(Task inputs):
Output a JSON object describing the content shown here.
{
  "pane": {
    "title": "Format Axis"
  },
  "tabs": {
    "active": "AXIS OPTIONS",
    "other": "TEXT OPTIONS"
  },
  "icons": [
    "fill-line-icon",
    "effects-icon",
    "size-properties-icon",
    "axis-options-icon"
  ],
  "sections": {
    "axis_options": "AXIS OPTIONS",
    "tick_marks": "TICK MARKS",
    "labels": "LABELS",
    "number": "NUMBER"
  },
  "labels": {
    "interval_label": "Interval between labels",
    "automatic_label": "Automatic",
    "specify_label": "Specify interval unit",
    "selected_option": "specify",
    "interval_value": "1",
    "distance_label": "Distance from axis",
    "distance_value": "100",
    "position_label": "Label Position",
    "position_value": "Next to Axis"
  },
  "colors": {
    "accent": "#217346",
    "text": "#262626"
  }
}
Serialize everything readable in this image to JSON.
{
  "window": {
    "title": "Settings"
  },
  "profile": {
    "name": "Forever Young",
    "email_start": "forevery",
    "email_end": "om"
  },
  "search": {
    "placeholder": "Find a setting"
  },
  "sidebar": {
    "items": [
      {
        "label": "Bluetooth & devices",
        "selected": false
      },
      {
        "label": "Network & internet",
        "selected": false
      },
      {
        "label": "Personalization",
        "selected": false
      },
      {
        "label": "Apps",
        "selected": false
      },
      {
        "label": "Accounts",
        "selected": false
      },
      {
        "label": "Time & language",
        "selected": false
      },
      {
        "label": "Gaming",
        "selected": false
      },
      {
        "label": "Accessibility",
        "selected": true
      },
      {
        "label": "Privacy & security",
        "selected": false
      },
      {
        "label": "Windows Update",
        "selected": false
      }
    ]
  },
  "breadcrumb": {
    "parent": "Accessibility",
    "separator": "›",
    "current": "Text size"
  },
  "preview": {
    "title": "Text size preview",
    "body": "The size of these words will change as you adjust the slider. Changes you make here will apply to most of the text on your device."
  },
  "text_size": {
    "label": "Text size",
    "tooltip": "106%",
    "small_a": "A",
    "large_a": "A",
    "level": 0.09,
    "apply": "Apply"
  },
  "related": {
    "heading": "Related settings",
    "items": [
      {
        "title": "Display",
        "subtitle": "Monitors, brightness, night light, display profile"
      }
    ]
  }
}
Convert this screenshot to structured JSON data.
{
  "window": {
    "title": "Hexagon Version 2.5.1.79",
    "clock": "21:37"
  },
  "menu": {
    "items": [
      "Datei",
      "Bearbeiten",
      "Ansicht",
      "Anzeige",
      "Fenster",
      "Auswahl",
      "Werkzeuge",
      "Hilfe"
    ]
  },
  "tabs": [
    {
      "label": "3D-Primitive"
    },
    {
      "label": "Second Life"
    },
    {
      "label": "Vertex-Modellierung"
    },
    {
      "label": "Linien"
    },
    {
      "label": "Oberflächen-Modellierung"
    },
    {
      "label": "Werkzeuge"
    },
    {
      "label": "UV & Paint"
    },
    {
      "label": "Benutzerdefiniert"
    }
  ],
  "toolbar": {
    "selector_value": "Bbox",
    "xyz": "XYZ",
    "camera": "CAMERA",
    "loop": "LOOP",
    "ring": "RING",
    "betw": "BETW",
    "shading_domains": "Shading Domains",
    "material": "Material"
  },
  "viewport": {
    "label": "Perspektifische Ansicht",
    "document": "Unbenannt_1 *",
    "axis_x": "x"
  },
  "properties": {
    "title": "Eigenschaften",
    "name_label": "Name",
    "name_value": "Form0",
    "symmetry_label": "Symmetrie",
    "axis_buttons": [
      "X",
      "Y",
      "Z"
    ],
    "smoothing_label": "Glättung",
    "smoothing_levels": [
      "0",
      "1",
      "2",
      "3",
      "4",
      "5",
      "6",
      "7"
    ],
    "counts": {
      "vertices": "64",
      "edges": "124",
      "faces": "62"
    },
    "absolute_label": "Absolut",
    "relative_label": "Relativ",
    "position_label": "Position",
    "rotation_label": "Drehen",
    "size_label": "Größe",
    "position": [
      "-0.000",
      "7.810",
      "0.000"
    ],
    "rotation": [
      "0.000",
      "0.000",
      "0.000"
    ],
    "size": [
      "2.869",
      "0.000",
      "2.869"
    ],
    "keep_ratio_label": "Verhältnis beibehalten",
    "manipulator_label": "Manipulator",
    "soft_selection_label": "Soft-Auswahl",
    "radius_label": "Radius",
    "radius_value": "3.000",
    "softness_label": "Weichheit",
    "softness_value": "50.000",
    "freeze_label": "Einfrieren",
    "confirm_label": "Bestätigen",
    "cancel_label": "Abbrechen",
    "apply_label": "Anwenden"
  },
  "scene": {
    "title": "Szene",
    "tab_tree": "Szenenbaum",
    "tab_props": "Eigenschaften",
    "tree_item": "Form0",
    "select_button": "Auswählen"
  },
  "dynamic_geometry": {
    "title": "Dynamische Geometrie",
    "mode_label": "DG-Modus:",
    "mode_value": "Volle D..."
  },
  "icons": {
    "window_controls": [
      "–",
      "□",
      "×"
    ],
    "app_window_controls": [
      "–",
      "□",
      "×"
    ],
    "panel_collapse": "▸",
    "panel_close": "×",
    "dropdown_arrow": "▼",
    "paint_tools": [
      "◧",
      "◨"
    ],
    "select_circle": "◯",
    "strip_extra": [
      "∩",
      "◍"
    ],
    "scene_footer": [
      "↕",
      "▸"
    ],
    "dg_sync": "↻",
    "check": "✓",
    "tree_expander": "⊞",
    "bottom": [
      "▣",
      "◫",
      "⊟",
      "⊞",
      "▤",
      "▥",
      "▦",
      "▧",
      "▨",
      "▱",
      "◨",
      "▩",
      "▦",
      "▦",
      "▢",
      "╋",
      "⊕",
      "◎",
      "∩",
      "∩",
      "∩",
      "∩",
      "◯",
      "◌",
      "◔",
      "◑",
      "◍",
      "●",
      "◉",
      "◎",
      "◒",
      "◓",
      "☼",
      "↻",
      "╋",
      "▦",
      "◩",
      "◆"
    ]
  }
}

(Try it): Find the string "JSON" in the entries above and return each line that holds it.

(Answer section):
Output a JSON object describing the content shown here.
Serialize everything readable in this image to JSON.
Convert this screenshot to structured JSON data.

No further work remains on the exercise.